Me and my kiddo

Me and my kiddo

Thursday, April 29, 2010

Manners for Sensory Seekers

You're at the restaurant and he's under the table, clinking the glasses, or talking like you were a football field away.  You're introducing her to a friend's child and the first response is a tackle hug.  When you have a kid with sensory issues, you can walk into any room and the smell, noise, light or whatever aspect of the sensory environment can push them into the red zone.  So... what can you do?  

Manners are still important.  Decompensating into screaming fits would not be the coping mechanism you'd pick for you child, so the first thing I try to do is always find constructive outlets.  If my kiddo is finding the quiet or the stillness highly stressful, I look for a sensory stimulus to address those needs.  It takes one sandwich bag with a folded piece of parchment paper and a mini-playdough to give that soothing experience for their hands while protecting the restaurant's table cloth.  Even with prep work, they may still need an audio book to listen to to keep their vocal volume acceptable.  If you know you're meeting a new person and you know you've got a sensory seeker you can discuss meeting them at the park and get there fifteen minutes early to help the greeting glee be less overwhelming.  Manners usually require a great deal of control and sensory seekers are especially needful of strategies that can help them regulate their keyed up neurological system.

The second idea I try to keep in mind is humor.

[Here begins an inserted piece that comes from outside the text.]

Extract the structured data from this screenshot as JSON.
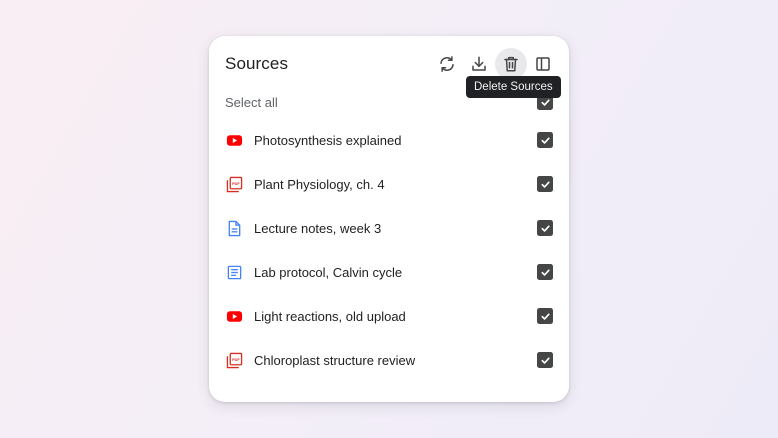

I go over lots of fun situations in this post, but the key is using this tool to keep things pleasant.  I might eagerly ask my kid under the table if there were any other moles under there since the chef was looking for something to cook.  So often, the grin can move things back to a positive zone as the head pops up to discuss the situation.

Finally, I keep in mind my child's current regulation abilities and respect his challenge by... not pushing it.  If my son has reached his sensory limit, we take a walk around the restaurant parking lot (or a skip)!  It leaves us both happier and lets him learn.  He can't grow when trapped between a disregulated body and a scolding parent.

This post isn't about the wonderful ways for motivating kids to learn manners by pointing out the consequences of actions.  Nor is it about the extensive practicing, modeling, and discussion that goes on beforehand to set your kids up for success.  This is litterally the process I go through when I see or predict a sensory issue.  I offer an alternative.  I provide a humorous, non-threatening way to return focus.  I discuss the choices and we move forward.

And... when I'm caught unawares, bowled over, sometimes literally knocked flat in the sand... I try to laugh and to remember how joyous it is to have a child that loves me so much, that  he wants to fire every neuron in his brain with the feeling of being close to mommy.  

It has taken me years of practice, but I know when I achieve that response in myself, I've achieved something pricelessly precious in my parenting.

(Ocean Shores, Washington.  It is a great joy to me that my husband caught one of those moments on film. It's a big picture, so double click on it for an extra smile :) )


  1. All those years of practice have made you quite advanced in finding those sometimes elusive moments of joy.

    Thanks again for sharing your inspirational insights into the fun of parenting.

  2. What a delightful post - and photo!

  3. :) Thanks for the warm comments. I think Ayn Rand has been powerful for so many in establishing the foundation for focusing on the good... skills do still take practice though!

  4. I'm about in tears reading this. I have a seven year old who has JUST been named as being a sensory seeker and this is like heaven-sent for her.

  5. Vocis: I'm so pleased :) Our lives can certainly be intense with these kiddos, but the enthusiasm is contagious! Another excellent blog for ideas regarding sensory seekers is: